How to Dress for a Court Appearance

By  //  May 5, 2020

Share on Facebook Share on Twitter Share on LinkedIn Share on Delicious Digg This Stumble This
If you’re going to a court hearing, there’s a lot that you’re likely worrying about. How your hearing or trial will go, what the outcome will be, if you have all the right paperwork filed, etc. How you should dress for the day is likely at the bottom of that list.

If you’re going to a court hearing, there’s a lot that you’re likely worrying about. How your hearing or trial will go, what the outcome will be, if you have all the right paperwork filed, etc. How you should dress for the day is likely at the bottom of that list. 

Unfortunately, your appearance will make a big impact on your likability and responsibility to the judge and opposing parties.

Whether you’re fighting a traffic ticket, filing for divorce, or trying to win your car accident case, here is how you should dress for a court appearance. 

Proper Dress Required

When you receive your notice from the court, it will likely include the phrase “proper dress required.” This phrase can be up for interpretation in a lot of cases, but some states and cities will have legal guidelines for what they expect in courtroom attire. 

For example, Slidell, Louisiana suggests men wear long pants with a belt, socks, and shoes, and a collared shirt tucked in. Women can wear a dress, or a blouse, or a sweater with a skirt or pants.
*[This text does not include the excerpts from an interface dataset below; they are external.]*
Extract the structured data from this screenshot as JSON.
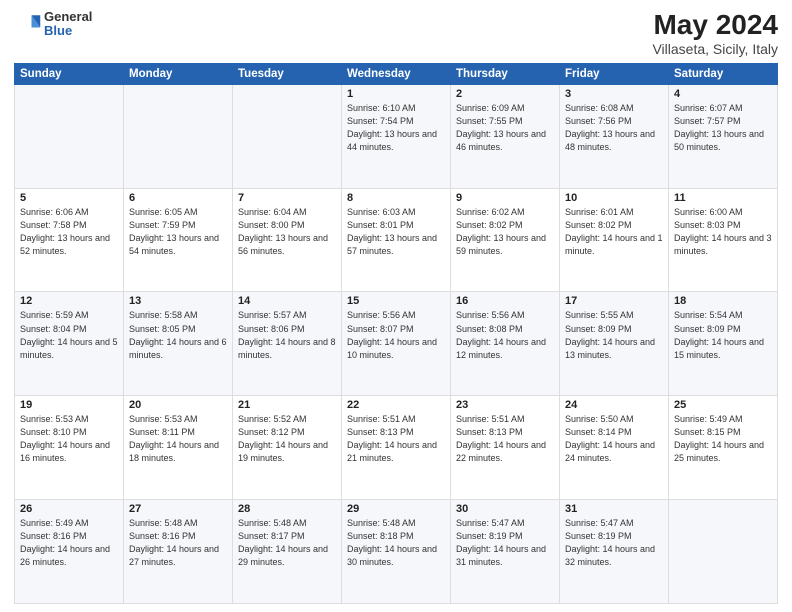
{
  "logo": {
    "general": "General",
    "blue": "Blue"
  },
  "header": {
    "month": "May 2024",
    "location": "Villaseta, Sicily, Italy"
  },
  "weekdays": [
    "Sunday",
    "Monday",
    "Tuesday",
    "Wednesday",
    "Thursday",
    "Friday",
    "Saturday"
  ],
  "weeks": [
    [
      {
        "day": "",
        "sunrise": "",
        "sunset": "",
        "daylight": ""
      },
      {
        "day": "",
        "sunrise": "",
        "sunset": "",
        "daylight": ""
      },
      {
        "day": "",
        "sunrise": "",
        "sunset": "",
        "daylight": ""
      },
      {
        "day": "1",
        "sunrise": "6:10 AM",
        "sunset": "7:54 PM",
        "daylight": "13 hours and 44 minutes."
      },
      {
        "day": "2",
        "sunrise": "6:09 AM",
        "sunset": "7:55 PM",
        "daylight": "13 hours and 46 minutes."
      },
      {
        "day": "3",
        "sunrise": "6:08 AM",
        "sunset": "7:56 PM",
        "daylight": "13 hours and 48 minutes."
      },
      {
        "day": "4",
        "sunrise": "6:07 AM",
        "sunset": "7:57 PM",
        "daylight": "13 hours and 50 minutes."
      }
    ],
    [
      {
        "day": "5",
        "sunrise": "6:06 AM",
        "sunset": "7:58 PM",
        "daylight": "13 hours and 52 minutes."
      },
      {
        "day": "6",
        "sunrise": "6:05 AM",
        "sunset": "7:59 PM",
        "daylight": "13 hours and 54 minutes."
      },
      {
        "day": "7",
        "sunrise": "6:04 AM",
        "sunset": "8:00 PM",
        "daylight": "13 hours and 56 minutes."
      },
      {
        "day": "8",
        "sunrise": "6:03 AM",
        "sunset": "8:01 PM",
        "daylight": "13 hours and 57 minutes."
      },
      {
        "day": "9",
        "sunrise": "6:02 AM",
        "sunset": "8:02 PM",
        "daylight": "13 hours and 59 minutes."
      },
      {
        "day": "10",
        "sunrise": "6:01 AM",
        "sunset": "8:02 PM",
        "daylight": "14 hours and 1 minute."
      },
      {
        "day": "11",
        "sunrise": "6:00 AM",
        "sunset": "8:03 PM",
        "daylight": "14 hours and 3 minutes."
      }
    ],
    [
      {
        "day": "12",
        "sunrise": "5:59 AM",
        "sunset": "8:04 PM",
        "daylight": "14 hours and 5 minutes."
      },
      {
        "day": "13",
        "sunrise": "5:58 AM",
        "sunset": "8:05 PM",
        "daylight": "14 hours and 6 minutes."
      },
      {
        "day": "14",
        "sunrise": "5:57 AM",
        "sunset": "8:06 PM",
        "daylight": "14 hours and 8 minutes."
      },
      {
        "day": "15",
        "sunrise": "5:56 AM",
        "sunset": "8:07 PM",
        "daylight": "14 hours and 10 minutes."
      },
      {
        "day": "16",
        "sunrise": "5:56 AM",
        "sunset": "8:08 PM",
        "daylight": "14 hours and 12 minutes."
      },
      {
        "day": "17",
        "sunrise": "5:55 AM",
        "sunset": "8:09 PM",
        "daylight": "14 hours and 13 minutes."
      },
      {
        "day": "18",
        "sunrise": "5:54 AM",
        "sunset": "8:09 PM",
        "daylight": "14 hours and 15 minutes."
      }
    ],
    [
      {
        "day": "19",
        "sunrise": "5:53 AM",
        "sunset": "8:10 PM",
        "daylight": "14 hours and 16 minutes."
      },
      {
        "day": "20",
        "sunrise": "5:53 AM",
        "sunset": "8:11 PM",
        "daylight": "14 hours and 18 minutes."
      },
      {
        "day": "21",
        "sunrise": "5:52 AM",
        "sunset": "8:12 PM",
        "daylight": "14 hours and 19 minutes."
      },
      {
        "day": "22",
        "sunrise": "5:51 AM",
        "sunset": "8:13 PM",
        "daylight": "14 hours and 21 minutes."
      },
      {
        "day": "23",
        "sunrise": "5:51 AM",
        "sunset": "8:13 PM",
        "daylight": "14 hours and 22 minutes."
      },
      {
        "day": "24",
        "sunrise": "5:50 AM",
        "sunset": "8:14 PM",
        "daylight": "14 hours and 24 minutes."
      },
      {
        "day": "25",
        "sunrise": "5:49 AM",
        "sunset": "8:15 PM",
        "daylight": "14 hours and 25 minutes."
      }
    ],
    [
      {
        "day": "26",
        "sunrise": "5:49 AM",
        "sunset": "8:16 PM",
        "daylight": "14 hours and 26 minutes."
      },
      {
        "day": "27",
        "sunrise": "5:48 AM",
        "sunset": "8:16 PM",
        "daylight": "14 hours and 27 minutes."
      },
      {
        "day": "28",
        "sunrise": "5:48 AM",
        "sunset": "8:17 PM",
        "daylight": "14 hours and 29 minutes."
      },
      {
        "day": "29",
        "sunrise": "5:48 AM",
        "sunset": "8:18 PM",
        "daylight": "14 hours and 30 minutes."
      },
      {
        "day": "30",
        "sunrise": "5:47 AM",
        "sunset": "8:19 PM",
        "daylight": "14 hours and 31 minutes."
      },
      {
        "day": "31",
        "sunrise": "5:47 AM",
        "sunset": "8:19 PM",
        "daylight": "14 hours and 32 minutes."
      },
      {
        "day": "",
        "sunrise": "",
        "sunset": "",
        "daylight": ""
      }
    ]
  ]
}
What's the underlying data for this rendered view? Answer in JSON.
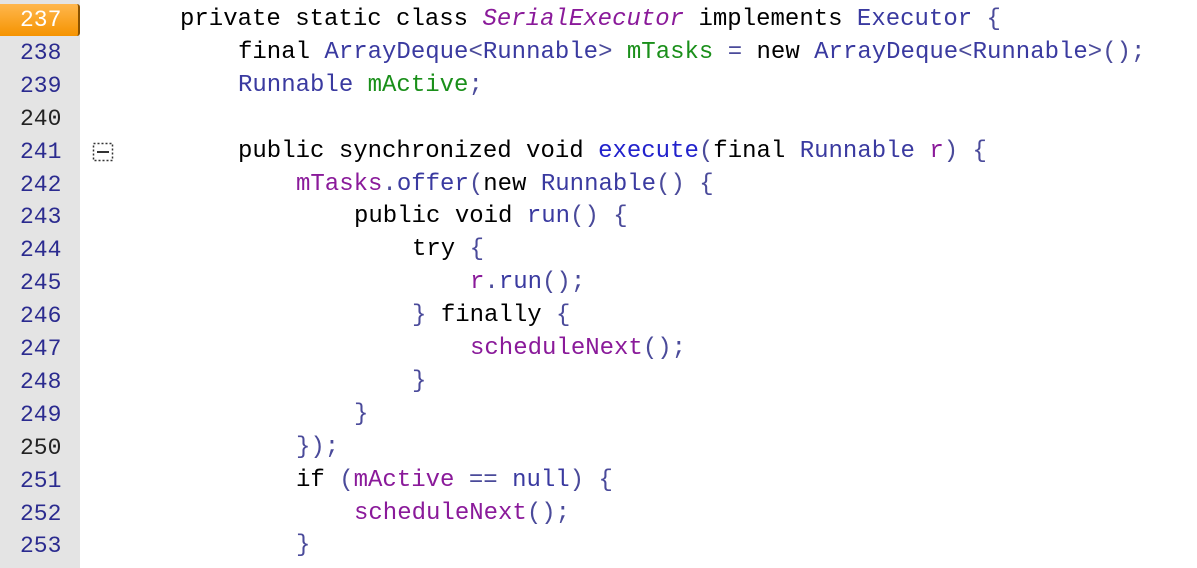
{
  "gutter": {
    "current_line": 0,
    "lines": [
      {
        "number": "237",
        "style": "current"
      },
      {
        "number": "238",
        "style": "normal"
      },
      {
        "number": "239",
        "style": "normal"
      },
      {
        "number": "240",
        "style": "dark"
      },
      {
        "number": "241",
        "style": "normal"
      },
      {
        "number": "242",
        "style": "normal"
      },
      {
        "number": "243",
        "style": "normal"
      },
      {
        "number": "244",
        "style": "normal"
      },
      {
        "number": "245",
        "style": "normal"
      },
      {
        "number": "246",
        "style": "normal"
      },
      {
        "number": "247",
        "style": "normal"
      },
      {
        "number": "248",
        "style": "normal"
      },
      {
        "number": "249",
        "style": "normal"
      },
      {
        "number": "250",
        "style": "dark"
      },
      {
        "number": "251",
        "style": "normal"
      },
      {
        "number": "252",
        "style": "normal"
      },
      {
        "number": "253",
        "style": "normal"
      }
    ]
  },
  "fold_marker": {
    "icon": "fold-collapse-icon",
    "line_index": 4
  },
  "colors": {
    "gutter_bg": "#e4e4e4",
    "current_line_bg": "#f59300",
    "line_number": "#2b2b8f",
    "keyword": "#000000",
    "type": "#3a3aa0",
    "class_name_italic": "#8a1a9a",
    "field": "#1a8f1a",
    "method": "#2222cc",
    "variable": "#8a1a9a",
    "punctuation": "#4a4a9a"
  },
  "code": [
    {
      "indent": 0,
      "tokens": [
        [
          "kw",
          "private static class "
        ],
        [
          "ital",
          "SerialExecutor"
        ],
        [
          "kw",
          " implements "
        ],
        [
          "type",
          "Executor"
        ],
        [
          "punct",
          " {"
        ]
      ]
    },
    {
      "indent": 1,
      "tokens": [
        [
          "kw",
          "final "
        ],
        [
          "type",
          "ArrayDeque"
        ],
        [
          "punct",
          "<"
        ],
        [
          "type",
          "Runnable"
        ],
        [
          "punct",
          "> "
        ],
        [
          "field",
          "mTasks"
        ],
        [
          "punct",
          " = "
        ],
        [
          "kw",
          "new "
        ],
        [
          "type",
          "ArrayDeque"
        ],
        [
          "punct",
          "<"
        ],
        [
          "type",
          "Runnable"
        ],
        [
          "punct",
          ">();"
        ]
      ]
    },
    {
      "indent": 1,
      "tokens": [
        [
          "type",
          "Runnable "
        ],
        [
          "field",
          "mActive"
        ],
        [
          "punct",
          ";"
        ]
      ]
    },
    {
      "indent": 0,
      "tokens": []
    },
    {
      "indent": 1,
      "tokens": [
        [
          "kw",
          "public synchronized void "
        ],
        [
          "method",
          "execute"
        ],
        [
          "punct",
          "("
        ],
        [
          "kw",
          "final "
        ],
        [
          "type",
          "Runnable "
        ],
        [
          "var",
          "r"
        ],
        [
          "punct",
          ") {"
        ]
      ]
    },
    {
      "indent": 2,
      "tokens": [
        [
          "var",
          "mTasks"
        ],
        [
          "punct",
          "."
        ],
        [
          "type",
          "offer"
        ],
        [
          "punct",
          "("
        ],
        [
          "kw",
          "new "
        ],
        [
          "type",
          "Runnable"
        ],
        [
          "punct",
          "() {"
        ]
      ]
    },
    {
      "indent": 3,
      "tokens": [
        [
          "kw",
          "public void "
        ],
        [
          "type",
          "run"
        ],
        [
          "punct",
          "() {"
        ]
      ]
    },
    {
      "indent": 4,
      "tokens": [
        [
          "kw",
          "try "
        ],
        [
          "punct",
          "{"
        ]
      ]
    },
    {
      "indent": 5,
      "tokens": [
        [
          "var",
          "r"
        ],
        [
          "punct",
          "."
        ],
        [
          "type",
          "run"
        ],
        [
          "punct",
          "();"
        ]
      ]
    },
    {
      "indent": 4,
      "tokens": [
        [
          "punct",
          "} "
        ],
        [
          "kw",
          "finally "
        ],
        [
          "punct",
          "{"
        ]
      ]
    },
    {
      "indent": 5,
      "tokens": [
        [
          "var",
          "scheduleNext"
        ],
        [
          "punct",
          "();"
        ]
      ]
    },
    {
      "indent": 4,
      "tokens": [
        [
          "punct",
          "}"
        ]
      ]
    },
    {
      "indent": 3,
      "tokens": [
        [
          "punct",
          "}"
        ]
      ]
    },
    {
      "indent": 2,
      "tokens": [
        [
          "punct",
          "});"
        ]
      ]
    },
    {
      "indent": 2,
      "tokens": [
        [
          "kw",
          "if "
        ],
        [
          "punct",
          "("
        ],
        [
          "var",
          "mActive"
        ],
        [
          "punct",
          " == "
        ],
        [
          "type",
          "null"
        ],
        [
          "punct",
          ") {"
        ]
      ]
    },
    {
      "indent": 3,
      "tokens": [
        [
          "var",
          "scheduleNext"
        ],
        [
          "punct",
          "();"
        ]
      ]
    },
    {
      "indent": 2,
      "tokens": [
        [
          "punct",
          "}"
        ]
      ]
    }
  ]
}
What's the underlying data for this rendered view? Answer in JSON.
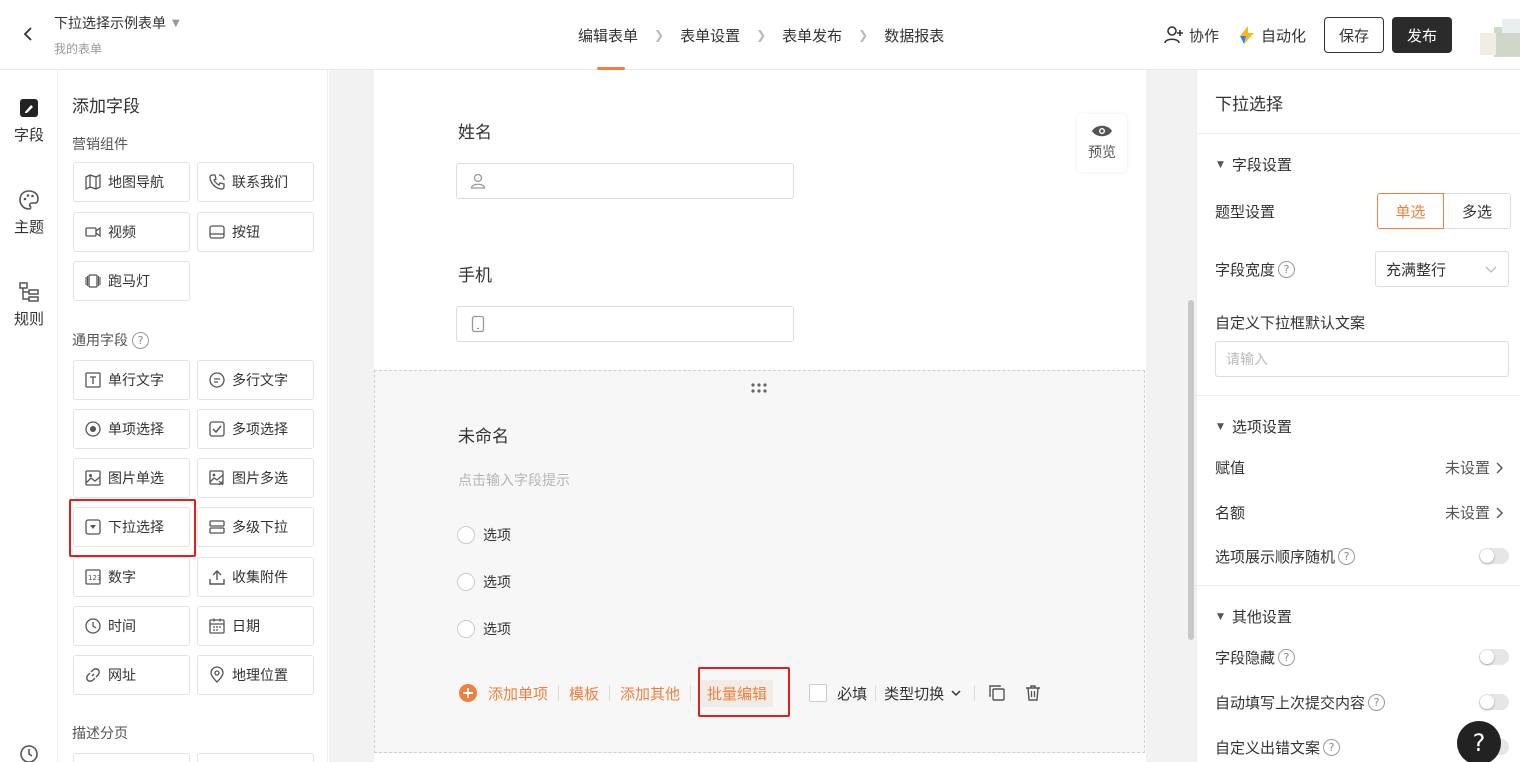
{
  "header": {
    "form_title": "下拉选择示例表单",
    "form_subtitle": "我的表单",
    "steps": [
      "编辑表单",
      "表单设置",
      "表单发布",
      "数据报表"
    ],
    "collab_label": "协作",
    "automation_label": "自动化",
    "save_label": "保存",
    "publish_label": "发布"
  },
  "rail": {
    "fields_label": "字段",
    "theme_label": "主题",
    "rules_label": "规则"
  },
  "palette": {
    "title": "添加字段",
    "marketing_group": "营销组件",
    "marketing_items": [
      "地图导航",
      "联系我们",
      "视频",
      "按钮",
      "跑马灯"
    ],
    "general_group": "通用字段",
    "general_items": [
      "单行文字",
      "多行文字",
      "单项选择",
      "多项选择",
      "图片单选",
      "图片多选",
      "下拉选择",
      "多级下拉",
      "数字",
      "收集附件",
      "时间",
      "日期",
      "网址",
      "地理位置"
    ],
    "desc_group": "描述分页"
  },
  "canvas": {
    "name_label": "姓名",
    "phone_label": "手机",
    "preview_label": "预览",
    "field_label": "未命名",
    "field_hint": "点击输入字段提示",
    "options": [
      "选项",
      "选项",
      "选项"
    ],
    "add_option": "添加单项",
    "template": "模板",
    "add_other": "添加其他",
    "bulk_edit": "批量编辑",
    "required": "必填",
    "type_switch": "类型切换"
  },
  "right_panel": {
    "title": "下拉选择",
    "field_settings": "字段设置",
    "type_label": "题型设置",
    "single": "单选",
    "multi": "多选",
    "width_label": "字段宽度",
    "width_value": "充满整行",
    "custom_default_label": "自定义下拉框默认文案",
    "custom_default_placeholder": "请输入",
    "option_settings": "选项设置",
    "assign_label": "赋值",
    "assign_value": "未设置",
    "quota_label": "名额",
    "quota_value": "未设置",
    "random_label": "选项展示顺序随机",
    "other_settings": "其他设置",
    "hide_label": "字段隐藏",
    "autofill_label": "自动填写上次提交内容",
    "error_label": "自定义出错文案"
  },
  "colors": {
    "accent": "#f27f3d",
    "highlight": "#e0201c",
    "dark": "#2b2b2b"
  }
}
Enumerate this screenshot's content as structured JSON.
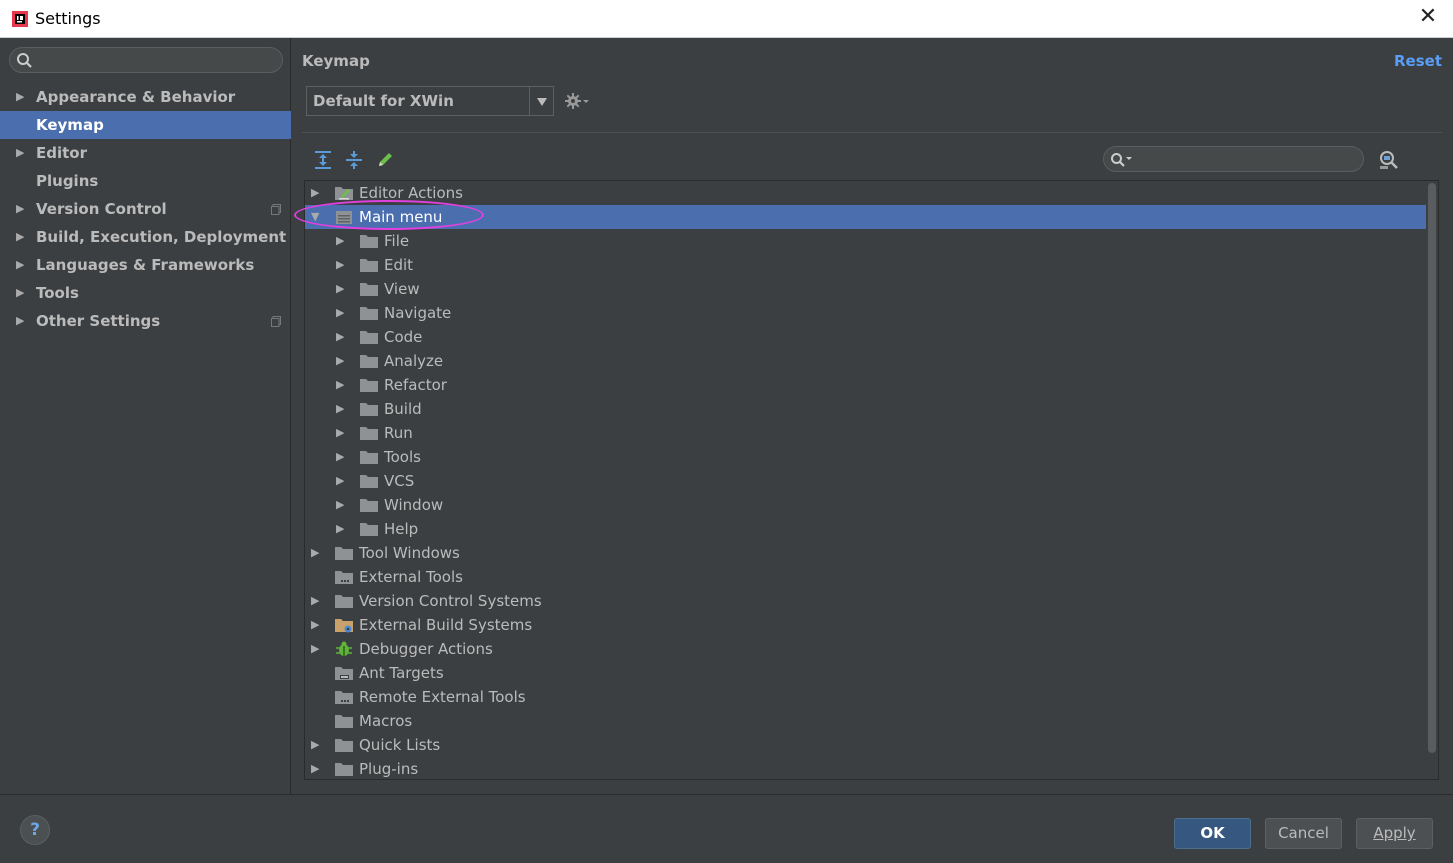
{
  "window": {
    "title": "Settings"
  },
  "sidebar": {
    "search_placeholder": "",
    "items": [
      {
        "label": "Appearance & Behavior",
        "expandable": true
      },
      {
        "label": "Keymap",
        "expandable": false,
        "selected": true
      },
      {
        "label": "Editor",
        "expandable": true
      },
      {
        "label": "Plugins",
        "expandable": false
      },
      {
        "label": "Version Control",
        "expandable": true,
        "project_icon": true
      },
      {
        "label": "Build, Execution, Deployment",
        "expandable": true
      },
      {
        "label": "Languages & Frameworks",
        "expandable": true
      },
      {
        "label": "Tools",
        "expandable": true
      },
      {
        "label": "Other Settings",
        "expandable": true,
        "project_icon": true
      }
    ]
  },
  "main": {
    "title": "Keymap",
    "reset_label": "Reset",
    "keymap_value": "Default for XWin",
    "filter_placeholder": ""
  },
  "tree": {
    "rows": [
      {
        "label": "Editor Actions",
        "level": 0,
        "expander": "collapsed",
        "icon": "editor-actions-icon"
      },
      {
        "label": "Main menu",
        "level": 0,
        "expander": "expanded",
        "icon": "main-menu-icon",
        "selected": true
      },
      {
        "label": "File",
        "level": 1,
        "expander": "collapsed",
        "icon": "folder-icon"
      },
      {
        "label": "Edit",
        "level": 1,
        "expander": "collapsed",
        "icon": "folder-icon"
      },
      {
        "label": "View",
        "level": 1,
        "expander": "collapsed",
        "icon": "folder-icon"
      },
      {
        "label": "Navigate",
        "level": 1,
        "expander": "collapsed",
        "icon": "folder-icon"
      },
      {
        "label": "Code",
        "level": 1,
        "expander": "collapsed",
        "icon": "folder-icon"
      },
      {
        "label": "Analyze",
        "level": 1,
        "expander": "collapsed",
        "icon": "folder-icon"
      },
      {
        "label": "Refactor",
        "level": 1,
        "expander": "collapsed",
        "icon": "folder-icon"
      },
      {
        "label": "Build",
        "level": 1,
        "expander": "collapsed",
        "icon": "folder-icon"
      },
      {
        "label": "Run",
        "level": 1,
        "expander": "collapsed",
        "icon": "folder-icon"
      },
      {
        "label": "Tools",
        "level": 1,
        "expander": "collapsed",
        "icon": "folder-icon"
      },
      {
        "label": "VCS",
        "level": 1,
        "expander": "collapsed",
        "icon": "folder-icon"
      },
      {
        "label": "Window",
        "level": 1,
        "expander": "collapsed",
        "icon": "folder-icon"
      },
      {
        "label": "Help",
        "level": 1,
        "expander": "collapsed",
        "icon": "folder-icon"
      },
      {
        "label": "Tool Windows",
        "level": 0,
        "expander": "collapsed",
        "icon": "folder-icon"
      },
      {
        "label": "External Tools",
        "level": 0,
        "expander": "none",
        "icon": "external-tools-icon"
      },
      {
        "label": "Version Control Systems",
        "level": 0,
        "expander": "collapsed",
        "icon": "folder-icon"
      },
      {
        "label": "External Build Systems",
        "level": 0,
        "expander": "collapsed",
        "icon": "external-build-icon"
      },
      {
        "label": "Debugger Actions",
        "level": 0,
        "expander": "collapsed",
        "icon": "debugger-bug-icon"
      },
      {
        "label": "Ant Targets",
        "level": 0,
        "expander": "none",
        "icon": "ant-targets-icon"
      },
      {
        "label": "Remote External Tools",
        "level": 0,
        "expander": "none",
        "icon": "external-tools-icon"
      },
      {
        "label": "Macros",
        "level": 0,
        "expander": "none",
        "icon": "folder-icon"
      },
      {
        "label": "Quick Lists",
        "level": 0,
        "expander": "collapsed",
        "icon": "folder-icon"
      },
      {
        "label": "Plug-ins",
        "level": 0,
        "expander": "collapsed",
        "icon": "folder-icon"
      }
    ]
  },
  "footer": {
    "help_label": "?",
    "ok_label": "OK",
    "cancel_label": "Cancel",
    "apply_label": "Apply"
  },
  "colors": {
    "background": "#3c3f41",
    "selection": "#4b6eaf",
    "link": "#589df6",
    "highlight_ellipse": "#e040e0"
  }
}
Check your court’s website to see if they stipulate guidelines on what you should wear.

What Not to Wear

Figuring out what not to wear is often easier than what you should wear! Most courts will prohibit certain clothing items like flip flops, revealing clothing or items of clothing with profanity or otherwise inappropriate designs. Massachusetts suggests shorts, ripped jeans and baggy pants should also be left at home.

While there are exceptions to these rules, they are rare. For example, in an emergency hearing, it might be permitted to appear in your regular clothes, but for a scheduled court appearance, it’s best to make an effort.

There are, as always, more restrictions on women’s clothing than men. Women are recommended to wear skirts “no more than two inches above the knee,” in several state guidelines, and also prohibit halter or tube tops. 

What About Tattoos and Piercings?

If you have facial piercings, you might want to remove them before entering the courtroom — especially if you are the defendant.

Lip, nose, or eyebrow rings could look unprofessional to the judge. If you choose to keep them in, make sure to wear simple and understated jewelry.

A small gold nose stud or thin hoop is perfectly fine. Keep the same style with your ear piercings, if you have any. Now is not the time for flashy and dramatic style!

It is similarly suggested to cover large tattoos. Long-sleeved shirts and long pants can easily cover any arm or leg tattoos, and ones on your wrists and hands could be camouflaged by watches or jewelry. 

You can also try covering your tattoos with makeup if they are too noticeable to be hidden by watches. This is good for face and neck tattoos as well.

There are several makeup brands that specialize in covering tattoos— it might be worth investing in some, particularly if it’s an ongoing trial with multiple court dates.

Treat It Like a Job Interview

Essentially, you should treat the courtroom the way you would a job interview and dress professionally. Business casual attire is your best bet.

Men can wear a jacket and tie, or not, depending on the circumstances. Dressing too casually in clothes like sports jerseys and sweatpants will leave a bad impression.

On the other hand, dressing too formally in a three-piece suit or gown can attract attention in a bad way.

CLICK HERE FOR BREVARD COUNTY NEWS

Leave a Comment